The expenditure incurred on subsidizing fuel in Nigeria rose to 525.714 billion naira (about $1.22 billion) in August 2022, summing up the total amount spent this year to 2.568 trillion naira, according to figures submitted to the government by state oil company NNPC.
This cost of subsidies increased due to an increase in the daily supply of petrol to 71.8 million liters in July, up by almost 10 percent, according to a report by Reuters.
Nigeria pays one of the lowest petrol prices in the world. Whereas the cost of keeping the prices of petrol low in the country tolls significantly on public expenditure and weighs on the country’s revenue.
In 2021, Nigeria spent N4.5 billion (about 2 percent of the GDP) subsidizing petrol.
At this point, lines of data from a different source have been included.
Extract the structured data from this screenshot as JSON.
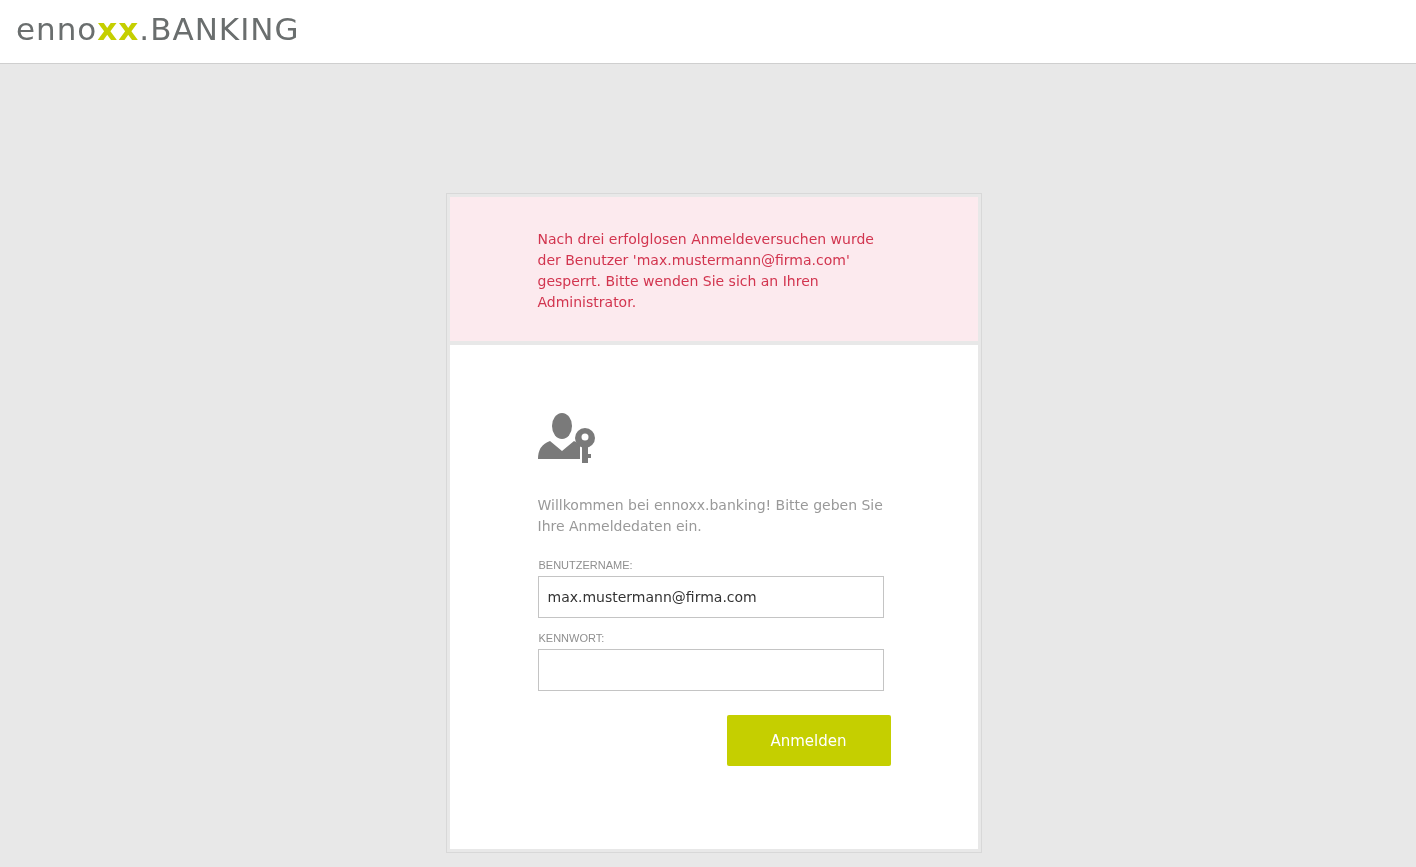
{
  "header": {
    "logo": [
      {
        "text": "enno",
        "kind": "plain"
      },
      {
        "text": "xx",
        "kind": "accent"
      },
      {
        "text": ".BANKING",
        "kind": "plain"
      }
    ]
  },
  "alert": {
    "message": "Nach drei erfolglosen Anmeldeversuchen wurde der Benutzer 'max.mustermann@firma.com' gesperrt. Bitte wenden Sie sich an Ihren Administrator."
  },
  "login": {
    "welcome": "Willkommen bei ennoxx.banking! Bitte geben Sie Ihre Anmeldedaten ein.",
    "fields": [
      {
        "label": "BENUTZERNAME:",
        "value": "max.mustermann@firma.com",
        "kind": "text"
      },
      {
        "label": "KENNWORT:",
        "kind": "password"
      }
    ],
    "button": "Anmelden"
  }
}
This amount expended according to the world bank exceeds the government’s spending on health, education, and social protection.
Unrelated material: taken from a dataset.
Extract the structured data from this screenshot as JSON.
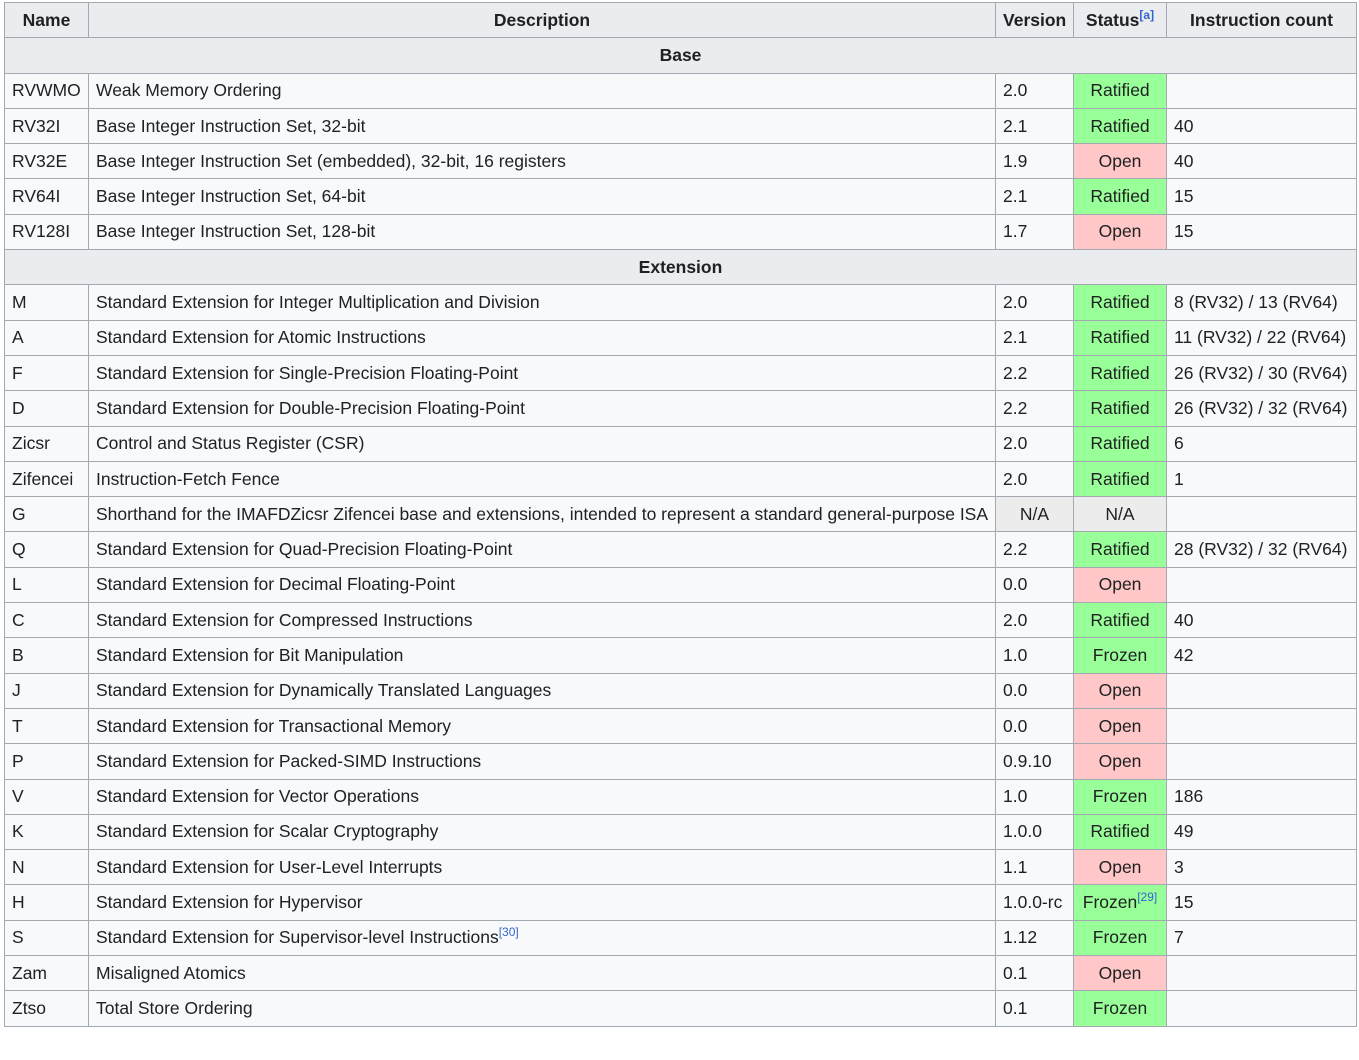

With oil prices averaging $100 per barrel in 2022, the cost of subsidizing this product in Nigeria has become unsustainable and will continue to strain Nigeria’s revenue. Notably, a significant chunk of the country’s 2022 GDP will go into subsidizing petrol this year. This can have a cascading effect on the economy given the increasing fragility of Nigeria’s fiscal space.
Data contained in OPEC’s Monthly Oil Market Report (MOMR) for September 2022, shows that Nigeria’s crude oil production fell to 972 thousand barrels per day (tb/d) in August 2022, leading to a massive erosion of the country’s revenue. Also, according to Reuters, NNPC has not submitted any money to the federal government this year due largely to subsidy costs. August’s bill compared with 448.782 billion naira in July, according to a document NNPC submitted on Friday to the Federation Account Allocation Committee. This is indicative of a challenging outlook as there is a clamp down on revenue amid rising subsidies cost. The government has to take a countervailing step to remedy the current situation.